In addition to the man (name withheld) indicted for violation of military law, two other men indicted on the same charges accepted the appeal and were ruled not guilty as well.
“He truly seems to be objecting to serve in the military because of his religious beliefs and conscience. Religion and conscience are rights that should be protected by the constitution, and an individual who practices these rights cannot be punished as a criminal,” said the Department of Justice, adding: “Countries around the world are slowly accepting conscientious objectors, and there is an option of alternative service in Korea. There are about 600 conscientious objectors in Korea, and eliminating them from military service is not going to endanger the power of the military.”

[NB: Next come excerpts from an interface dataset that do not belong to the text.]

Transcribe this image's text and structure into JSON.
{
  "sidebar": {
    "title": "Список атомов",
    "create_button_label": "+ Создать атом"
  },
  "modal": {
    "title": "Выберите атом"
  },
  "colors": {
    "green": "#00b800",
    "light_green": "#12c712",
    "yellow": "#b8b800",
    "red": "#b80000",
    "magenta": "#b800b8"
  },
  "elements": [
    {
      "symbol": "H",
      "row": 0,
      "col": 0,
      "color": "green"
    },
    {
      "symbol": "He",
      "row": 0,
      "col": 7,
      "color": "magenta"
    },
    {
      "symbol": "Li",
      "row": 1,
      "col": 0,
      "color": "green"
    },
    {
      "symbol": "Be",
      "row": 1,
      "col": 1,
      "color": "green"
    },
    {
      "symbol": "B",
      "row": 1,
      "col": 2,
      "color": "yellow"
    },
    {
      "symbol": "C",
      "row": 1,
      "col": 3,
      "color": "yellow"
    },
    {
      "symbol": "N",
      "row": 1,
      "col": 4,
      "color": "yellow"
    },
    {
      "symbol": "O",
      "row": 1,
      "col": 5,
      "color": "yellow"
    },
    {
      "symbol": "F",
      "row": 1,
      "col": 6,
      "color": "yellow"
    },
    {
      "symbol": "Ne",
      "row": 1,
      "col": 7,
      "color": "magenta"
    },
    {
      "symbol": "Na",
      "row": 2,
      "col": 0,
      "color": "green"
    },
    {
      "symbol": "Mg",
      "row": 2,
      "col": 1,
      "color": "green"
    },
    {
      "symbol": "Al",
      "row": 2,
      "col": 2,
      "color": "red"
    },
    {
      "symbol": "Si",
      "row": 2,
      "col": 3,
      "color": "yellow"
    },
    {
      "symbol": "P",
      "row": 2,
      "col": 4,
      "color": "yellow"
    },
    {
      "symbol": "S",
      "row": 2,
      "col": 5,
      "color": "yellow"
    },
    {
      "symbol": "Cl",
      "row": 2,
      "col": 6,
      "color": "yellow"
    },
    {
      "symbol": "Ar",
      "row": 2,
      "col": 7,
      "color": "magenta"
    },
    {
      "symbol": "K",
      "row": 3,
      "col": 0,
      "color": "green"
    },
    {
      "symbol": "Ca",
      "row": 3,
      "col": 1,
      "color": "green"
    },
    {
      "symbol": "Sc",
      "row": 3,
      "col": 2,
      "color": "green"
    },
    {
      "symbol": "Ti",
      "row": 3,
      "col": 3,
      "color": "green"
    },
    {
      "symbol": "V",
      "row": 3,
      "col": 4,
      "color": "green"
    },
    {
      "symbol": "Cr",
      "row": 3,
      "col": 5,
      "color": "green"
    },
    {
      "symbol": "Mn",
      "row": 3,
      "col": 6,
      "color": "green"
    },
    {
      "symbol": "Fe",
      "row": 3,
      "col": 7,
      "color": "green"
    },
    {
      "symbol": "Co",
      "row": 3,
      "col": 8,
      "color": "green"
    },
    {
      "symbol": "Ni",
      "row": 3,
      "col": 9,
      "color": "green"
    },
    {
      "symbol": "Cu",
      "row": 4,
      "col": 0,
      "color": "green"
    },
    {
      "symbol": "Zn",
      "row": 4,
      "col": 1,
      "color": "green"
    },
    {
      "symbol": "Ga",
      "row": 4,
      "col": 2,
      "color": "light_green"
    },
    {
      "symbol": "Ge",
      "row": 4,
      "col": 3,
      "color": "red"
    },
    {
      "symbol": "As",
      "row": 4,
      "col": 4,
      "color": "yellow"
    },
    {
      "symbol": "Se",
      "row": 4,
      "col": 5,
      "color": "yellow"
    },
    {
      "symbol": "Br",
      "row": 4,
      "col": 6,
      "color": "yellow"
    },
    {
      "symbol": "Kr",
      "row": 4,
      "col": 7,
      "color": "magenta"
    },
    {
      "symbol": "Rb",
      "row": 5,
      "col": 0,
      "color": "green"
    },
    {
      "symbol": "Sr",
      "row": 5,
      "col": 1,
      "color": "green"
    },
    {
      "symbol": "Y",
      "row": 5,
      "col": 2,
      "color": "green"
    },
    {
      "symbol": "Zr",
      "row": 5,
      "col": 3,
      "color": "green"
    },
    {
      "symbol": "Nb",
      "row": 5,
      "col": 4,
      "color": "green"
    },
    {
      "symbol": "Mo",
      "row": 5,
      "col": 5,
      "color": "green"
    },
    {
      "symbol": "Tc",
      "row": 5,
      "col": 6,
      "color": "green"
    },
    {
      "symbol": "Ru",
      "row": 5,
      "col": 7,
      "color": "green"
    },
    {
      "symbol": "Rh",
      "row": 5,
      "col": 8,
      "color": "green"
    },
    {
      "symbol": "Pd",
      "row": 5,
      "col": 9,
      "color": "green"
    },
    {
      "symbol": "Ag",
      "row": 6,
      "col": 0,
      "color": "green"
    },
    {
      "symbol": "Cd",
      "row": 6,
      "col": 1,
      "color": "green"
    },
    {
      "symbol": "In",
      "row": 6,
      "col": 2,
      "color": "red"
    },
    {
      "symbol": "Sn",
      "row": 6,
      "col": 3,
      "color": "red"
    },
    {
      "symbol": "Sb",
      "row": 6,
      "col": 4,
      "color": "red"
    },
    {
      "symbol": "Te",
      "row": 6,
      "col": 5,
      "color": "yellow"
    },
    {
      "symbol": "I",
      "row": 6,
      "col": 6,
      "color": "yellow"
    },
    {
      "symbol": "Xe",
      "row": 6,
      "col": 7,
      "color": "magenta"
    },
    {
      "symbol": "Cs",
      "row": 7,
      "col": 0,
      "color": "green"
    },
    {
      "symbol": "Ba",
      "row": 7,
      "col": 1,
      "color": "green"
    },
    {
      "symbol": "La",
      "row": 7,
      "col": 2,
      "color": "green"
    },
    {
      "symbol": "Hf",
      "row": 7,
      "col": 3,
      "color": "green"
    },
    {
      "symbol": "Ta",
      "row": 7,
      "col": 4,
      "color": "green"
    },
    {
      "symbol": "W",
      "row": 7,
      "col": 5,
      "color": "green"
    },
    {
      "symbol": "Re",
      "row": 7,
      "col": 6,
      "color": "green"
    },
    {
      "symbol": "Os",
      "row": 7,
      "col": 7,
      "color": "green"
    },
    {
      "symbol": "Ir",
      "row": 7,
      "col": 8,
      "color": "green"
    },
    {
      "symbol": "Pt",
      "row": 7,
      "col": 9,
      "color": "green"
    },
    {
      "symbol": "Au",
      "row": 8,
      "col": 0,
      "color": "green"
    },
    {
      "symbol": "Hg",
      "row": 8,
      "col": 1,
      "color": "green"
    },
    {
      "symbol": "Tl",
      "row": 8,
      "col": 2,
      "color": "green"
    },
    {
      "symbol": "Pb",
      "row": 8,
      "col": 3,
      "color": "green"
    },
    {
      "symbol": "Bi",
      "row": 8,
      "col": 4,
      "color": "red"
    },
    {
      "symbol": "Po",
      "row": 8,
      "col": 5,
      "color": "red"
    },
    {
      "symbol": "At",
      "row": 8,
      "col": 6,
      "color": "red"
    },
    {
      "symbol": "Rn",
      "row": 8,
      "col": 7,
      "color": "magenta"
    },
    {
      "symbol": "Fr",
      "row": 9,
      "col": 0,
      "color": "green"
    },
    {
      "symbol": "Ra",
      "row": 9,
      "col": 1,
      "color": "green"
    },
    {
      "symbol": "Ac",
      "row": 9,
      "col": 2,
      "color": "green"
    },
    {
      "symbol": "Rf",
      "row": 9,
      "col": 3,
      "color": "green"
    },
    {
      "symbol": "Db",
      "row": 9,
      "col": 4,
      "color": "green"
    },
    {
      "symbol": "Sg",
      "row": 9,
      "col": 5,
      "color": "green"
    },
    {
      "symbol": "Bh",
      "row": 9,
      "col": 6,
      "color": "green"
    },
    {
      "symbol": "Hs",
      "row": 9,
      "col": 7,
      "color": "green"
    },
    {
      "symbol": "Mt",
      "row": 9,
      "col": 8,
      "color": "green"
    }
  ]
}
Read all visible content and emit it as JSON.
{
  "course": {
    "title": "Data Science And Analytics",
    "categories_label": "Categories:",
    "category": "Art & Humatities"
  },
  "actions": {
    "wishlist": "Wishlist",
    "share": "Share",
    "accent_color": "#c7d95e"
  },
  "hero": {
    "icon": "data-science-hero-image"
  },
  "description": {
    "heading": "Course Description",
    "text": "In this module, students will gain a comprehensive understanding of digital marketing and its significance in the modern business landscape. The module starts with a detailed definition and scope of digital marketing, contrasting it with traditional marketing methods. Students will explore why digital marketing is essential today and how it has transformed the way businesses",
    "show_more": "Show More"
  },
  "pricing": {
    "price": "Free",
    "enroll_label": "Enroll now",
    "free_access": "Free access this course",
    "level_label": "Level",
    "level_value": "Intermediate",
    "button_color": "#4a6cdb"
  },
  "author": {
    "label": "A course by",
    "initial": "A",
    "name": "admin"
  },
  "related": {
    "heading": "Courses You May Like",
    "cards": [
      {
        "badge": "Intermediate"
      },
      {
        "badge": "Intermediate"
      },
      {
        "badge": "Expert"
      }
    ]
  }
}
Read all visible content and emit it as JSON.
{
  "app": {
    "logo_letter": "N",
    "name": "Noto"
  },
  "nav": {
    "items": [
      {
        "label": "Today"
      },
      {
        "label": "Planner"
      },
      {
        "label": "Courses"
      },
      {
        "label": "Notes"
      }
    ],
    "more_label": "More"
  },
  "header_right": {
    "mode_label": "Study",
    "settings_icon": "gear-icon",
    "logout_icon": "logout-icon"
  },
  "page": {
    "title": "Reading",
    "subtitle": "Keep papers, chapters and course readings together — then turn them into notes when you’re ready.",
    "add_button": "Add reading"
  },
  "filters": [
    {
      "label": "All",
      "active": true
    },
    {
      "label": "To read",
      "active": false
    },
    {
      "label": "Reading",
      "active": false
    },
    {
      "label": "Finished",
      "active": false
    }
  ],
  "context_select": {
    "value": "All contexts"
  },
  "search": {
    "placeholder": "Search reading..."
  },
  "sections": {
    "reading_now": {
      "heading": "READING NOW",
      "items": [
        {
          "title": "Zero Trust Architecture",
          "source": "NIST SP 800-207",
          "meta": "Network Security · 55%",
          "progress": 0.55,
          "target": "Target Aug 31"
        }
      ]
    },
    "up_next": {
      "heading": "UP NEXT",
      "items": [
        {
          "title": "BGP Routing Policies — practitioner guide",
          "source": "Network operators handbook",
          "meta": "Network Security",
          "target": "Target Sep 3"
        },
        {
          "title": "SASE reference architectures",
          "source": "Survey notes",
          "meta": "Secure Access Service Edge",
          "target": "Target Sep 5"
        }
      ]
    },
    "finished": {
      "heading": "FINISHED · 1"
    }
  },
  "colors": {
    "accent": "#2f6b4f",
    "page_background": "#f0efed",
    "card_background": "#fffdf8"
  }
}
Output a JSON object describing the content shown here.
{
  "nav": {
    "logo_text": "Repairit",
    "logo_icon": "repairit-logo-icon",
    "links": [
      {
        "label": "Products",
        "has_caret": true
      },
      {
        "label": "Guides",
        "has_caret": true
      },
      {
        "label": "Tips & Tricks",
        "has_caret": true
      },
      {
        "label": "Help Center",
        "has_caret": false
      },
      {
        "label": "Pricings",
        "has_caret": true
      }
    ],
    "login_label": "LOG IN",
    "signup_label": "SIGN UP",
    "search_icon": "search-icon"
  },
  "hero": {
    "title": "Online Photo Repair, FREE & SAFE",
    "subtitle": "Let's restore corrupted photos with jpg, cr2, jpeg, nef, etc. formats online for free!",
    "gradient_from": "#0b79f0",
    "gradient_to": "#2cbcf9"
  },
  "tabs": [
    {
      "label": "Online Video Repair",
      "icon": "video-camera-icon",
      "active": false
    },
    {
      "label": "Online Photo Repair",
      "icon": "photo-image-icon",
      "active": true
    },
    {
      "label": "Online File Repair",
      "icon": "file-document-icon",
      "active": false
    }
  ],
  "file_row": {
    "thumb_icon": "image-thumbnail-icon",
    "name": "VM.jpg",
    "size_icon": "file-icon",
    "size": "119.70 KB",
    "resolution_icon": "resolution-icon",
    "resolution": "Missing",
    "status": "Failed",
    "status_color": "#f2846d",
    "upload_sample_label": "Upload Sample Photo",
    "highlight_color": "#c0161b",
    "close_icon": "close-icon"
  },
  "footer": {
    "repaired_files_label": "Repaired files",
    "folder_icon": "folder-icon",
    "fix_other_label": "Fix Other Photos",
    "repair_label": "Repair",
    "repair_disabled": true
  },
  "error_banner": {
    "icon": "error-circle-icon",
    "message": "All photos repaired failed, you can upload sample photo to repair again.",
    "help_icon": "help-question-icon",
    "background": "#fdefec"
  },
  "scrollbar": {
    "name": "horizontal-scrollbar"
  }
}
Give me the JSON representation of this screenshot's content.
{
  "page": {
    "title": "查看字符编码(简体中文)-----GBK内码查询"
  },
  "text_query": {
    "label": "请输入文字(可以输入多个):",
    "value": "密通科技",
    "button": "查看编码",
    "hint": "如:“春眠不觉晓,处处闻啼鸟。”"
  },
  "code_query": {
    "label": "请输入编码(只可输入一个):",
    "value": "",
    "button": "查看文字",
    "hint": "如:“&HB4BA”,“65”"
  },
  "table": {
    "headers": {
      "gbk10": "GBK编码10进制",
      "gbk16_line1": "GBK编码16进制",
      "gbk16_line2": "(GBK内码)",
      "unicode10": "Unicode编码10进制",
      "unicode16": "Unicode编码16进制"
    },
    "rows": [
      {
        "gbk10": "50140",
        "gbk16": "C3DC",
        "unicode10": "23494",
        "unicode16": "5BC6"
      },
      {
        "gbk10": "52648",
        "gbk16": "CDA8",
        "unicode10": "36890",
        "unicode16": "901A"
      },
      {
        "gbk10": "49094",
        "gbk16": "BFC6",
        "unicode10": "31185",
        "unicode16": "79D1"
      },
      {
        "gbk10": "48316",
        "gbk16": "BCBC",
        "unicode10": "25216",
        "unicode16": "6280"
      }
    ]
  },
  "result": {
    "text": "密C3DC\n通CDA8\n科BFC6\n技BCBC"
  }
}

The Department of Justice also said that the legal system should offer protection for those in the minority. Conscientious objectors should be given the chance to serve the military in a different capacity, as a form of alternative service.
Many conscientious objectors have been ruled not guilty at their first trial. Nine such verdicts were rendered in the last 12 months alone. However, in each of the cases, the original sentence was overturned on appeal, and the defendants were found guilty and punished by imprisonment.
According to Article 88 of current military law, individuals who do not follow their conscription order without a justifiable reason can face up to three years of imprisonment. The courts had typically been giving sentences of 18 months or more for conscientious objectors as individuals who are imprisoned for more than 18 months are exempt from military service.
Now, Article 88 is on the verge irrelevancy. Three men who have been ruled guilty for conscientious objection were victorious in their appeals. The recent legal developments have set the stage for the Constitutional Court of Korea to make a final ruling on the unconstitutionality of Article 88.
By Lina Jang (firstname.lastname@example.org)